» **EXERCISE**
Could you print every record below exactly as it appears?

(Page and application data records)
_ _ _ _ _

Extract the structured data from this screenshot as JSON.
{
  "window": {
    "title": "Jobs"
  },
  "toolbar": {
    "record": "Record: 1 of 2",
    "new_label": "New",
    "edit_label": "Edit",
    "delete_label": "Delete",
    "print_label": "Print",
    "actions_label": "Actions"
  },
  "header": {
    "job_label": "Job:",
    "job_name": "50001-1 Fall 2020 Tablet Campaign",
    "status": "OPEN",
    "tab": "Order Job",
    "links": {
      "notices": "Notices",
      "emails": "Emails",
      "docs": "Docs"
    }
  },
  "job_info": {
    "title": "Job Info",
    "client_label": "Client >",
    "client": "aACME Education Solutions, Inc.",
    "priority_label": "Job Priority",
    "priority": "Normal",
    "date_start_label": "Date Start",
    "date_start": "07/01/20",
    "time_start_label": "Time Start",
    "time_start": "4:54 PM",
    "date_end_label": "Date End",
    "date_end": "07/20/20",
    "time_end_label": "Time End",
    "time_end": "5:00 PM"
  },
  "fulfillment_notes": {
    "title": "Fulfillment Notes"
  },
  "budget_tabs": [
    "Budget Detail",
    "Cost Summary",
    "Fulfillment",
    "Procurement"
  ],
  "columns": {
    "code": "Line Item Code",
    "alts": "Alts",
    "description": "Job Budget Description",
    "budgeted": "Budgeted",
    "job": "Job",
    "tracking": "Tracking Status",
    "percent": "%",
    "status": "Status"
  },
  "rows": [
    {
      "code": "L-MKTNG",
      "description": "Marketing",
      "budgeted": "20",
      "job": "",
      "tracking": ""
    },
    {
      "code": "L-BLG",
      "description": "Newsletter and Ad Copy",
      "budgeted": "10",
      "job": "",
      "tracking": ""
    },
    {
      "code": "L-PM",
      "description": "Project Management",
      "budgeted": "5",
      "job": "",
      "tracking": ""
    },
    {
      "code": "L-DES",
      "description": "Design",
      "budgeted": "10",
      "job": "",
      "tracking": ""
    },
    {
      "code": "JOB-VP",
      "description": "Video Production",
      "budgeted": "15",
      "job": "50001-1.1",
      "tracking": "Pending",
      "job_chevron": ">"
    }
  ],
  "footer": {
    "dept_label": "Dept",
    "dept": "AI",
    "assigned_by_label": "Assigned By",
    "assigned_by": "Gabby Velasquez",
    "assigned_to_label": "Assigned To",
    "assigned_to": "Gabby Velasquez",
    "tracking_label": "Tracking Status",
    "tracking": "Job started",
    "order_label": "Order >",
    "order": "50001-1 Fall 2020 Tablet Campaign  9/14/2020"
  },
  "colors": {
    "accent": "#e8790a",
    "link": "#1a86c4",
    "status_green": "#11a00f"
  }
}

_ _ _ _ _

» **SOLUTION TO THE EXERCISE**
Extract the structured data from this screenshot as JSON.
{
  "window": {
    "title": "Jobs"
  },
  "toolbar": {
    "record": "Record: 1 of 2",
    "new_label": "New",
    "edit_label": "Edit",
    "delete_label": "Delete",
    "print_label": "Print",
    "actions_label": "Actions"
  },
  "header": {
    "job_label": "Job:",
    "job_name": "50001-1 Fall 2020 Tablet Campaign",
    "status": "OPEN",
    "tab": "Order Job",
    "links": {
      "notices": "Notices",
      "emails": "Emails",
      "docs": "Docs"
    }
  },
  "job_info": {
    "title": "Job Info",
    "client_label": "Client >",
    "client": "aACME Education Solutions, Inc.",
    "priority_label": "Job Priority",
    "priority": "Normal",
    "date_start_label": "Date Start",
    "date_start": "07/01/20",
    "time_start_label": "Time Start",
    "time_start": "4:54 PM",
    "date_end_label": "Date End",
    "date_end": "07/20/20",
    "time_end_label": "Time End",
    "time_end": "5:00 PM"
  },
  "fulfillment_notes": {
    "title": "Fulfillment Notes"
  },
  "budget_tabs": [
    "Budget Detail",
    "Cost Summary",
    "Fulfillment",
    "Procurement"
  ],
  "columns": {
    "code": "Line Item Code",
    "alts": "Alts",
    "description": "Job Budget Description",
    "budgeted": "Budgeted",
    "job": "Job",
    "tracking": "Tracking Status",
    "percent": "%",
    "status": "Status"
  },
  "rows": [
    {
      "code": "L-MKTNG",
      "description": "Marketing",
      "budgeted": "20",
      "job": "",
      "tracking": ""
    },
    {
      "code": "L-BLG",
      "description": "Newsletter and Ad Copy",
      "budgeted": "10",
      "job": "",
      "tracking": ""
    },
    {
      "code": "L-PM",
      "description": "Project Management",
      "budgeted": "5",
      "job": "",
      "tracking": ""
    },
    {
      "code": "L-DES",
      "description": "Design",
      "budgeted": "10",
      "job": "",
      "tracking": ""
    },
    {
      "code": "JOB-VP",
      "description": "Video Production",
      "budgeted": "15",
      "job": "50001-1.1",
      "tracking": "Pending",
      "job_chevron": ">"
    }
  ],
  "footer": {
    "dept_label": "Dept",
    "dept": "AI",
    "assigned_by_label": "Assigned By",
    "assigned_by": "Gabby Velasquez",
    "assigned_to_label": "Assigned To",
    "assigned_to": "Gabby Velasquez",
    "tracking_label": "Tracking Status",
    "tracking": "Job started",
    "order_label": "Order >",
    "order": "50001-1 Fall 2020 Tablet Campaign  9/14/2020"
  },
  "colors": {
    "accent": "#e8790a",
    "link": "#1a86c4",
    "status_green": "#11a00f"
  }
}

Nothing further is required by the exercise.